The objective of this study was to examine combination speed of processing (SOP) cognitive remediation therapy (CRT) and transcranial direct stimulation (tDCS) as neurorehabilitation in older HIV+ adults. Thirty-three HIV+ adults aged 50+ completed neurocognitive testing and were randomized to either active (n = 17) or sham (n = 16) tDCS. Both conditions received 10 1-hour sessions of SOP CRT, with either active or sham tDCS for the first 20 minutes. Participants then completed a posttest assessment. Repeated measures analysis of variance examining Time X Condition showed small-to-medium effects in the expected direction for an executive (d = 0.36), and SOP measure (d = 0.49), while medium-to-large effects were observed for an executive/attention (d = 0.60) and oral reading measure (d = 0.75). The only statistically significant interaction was the oral reading measure. Small-to-medium and medium-to-large effects (ds = 0.32, 0.58) were found for two SOP measures in the opposite direction (sham group showing greater improvements). Further trials of CRT and tDCS in this population are needed, including larger samples and a nonactive control and tDCS only condition, as is determination of which parameters of each technique (e.g., tDCS montage, timing of tDCS, domain targeted in CRT, number of sessions) are most effective in improving cognitive outcomes, durability of training gains, and translation to everyday functioning.

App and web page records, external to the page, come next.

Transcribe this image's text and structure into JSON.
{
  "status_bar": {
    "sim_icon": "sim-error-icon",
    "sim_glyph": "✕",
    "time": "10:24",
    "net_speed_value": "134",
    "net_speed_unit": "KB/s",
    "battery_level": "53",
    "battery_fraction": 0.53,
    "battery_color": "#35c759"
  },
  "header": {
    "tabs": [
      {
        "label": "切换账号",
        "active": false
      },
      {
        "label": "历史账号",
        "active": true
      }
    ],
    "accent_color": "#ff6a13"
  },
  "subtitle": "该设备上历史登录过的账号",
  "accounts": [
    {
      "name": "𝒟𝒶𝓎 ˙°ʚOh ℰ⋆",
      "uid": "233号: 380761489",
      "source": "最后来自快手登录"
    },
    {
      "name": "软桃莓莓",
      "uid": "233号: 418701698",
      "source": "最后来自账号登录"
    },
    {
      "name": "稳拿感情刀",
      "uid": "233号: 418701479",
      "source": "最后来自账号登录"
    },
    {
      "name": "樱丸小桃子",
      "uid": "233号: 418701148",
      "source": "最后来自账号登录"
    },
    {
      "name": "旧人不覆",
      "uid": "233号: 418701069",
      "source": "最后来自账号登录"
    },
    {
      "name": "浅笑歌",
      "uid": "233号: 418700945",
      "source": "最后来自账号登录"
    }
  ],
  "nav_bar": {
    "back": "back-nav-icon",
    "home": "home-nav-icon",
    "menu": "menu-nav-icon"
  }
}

|Number of pages||12|
|State||Published - Jan 2 2019|
Bibliographical noteFunding Information:
This article was supported by funding from the Edward R. Roybal Center (P30 AG022838), and an NIH/NIA K-award (PI: Fazeli: K99AG048762) titled “A Novel Neurorehabilitation Approach for Cognitive Aging with HIV.”
© 2017, © 2017 Taylor & Francis Group, LLC.
- Brain stimulation
- cognitive remediation therapy
ASJC Scopus subject areas
- Neuropsychology and Physiological Psychology
- Developmental and Educational Psychology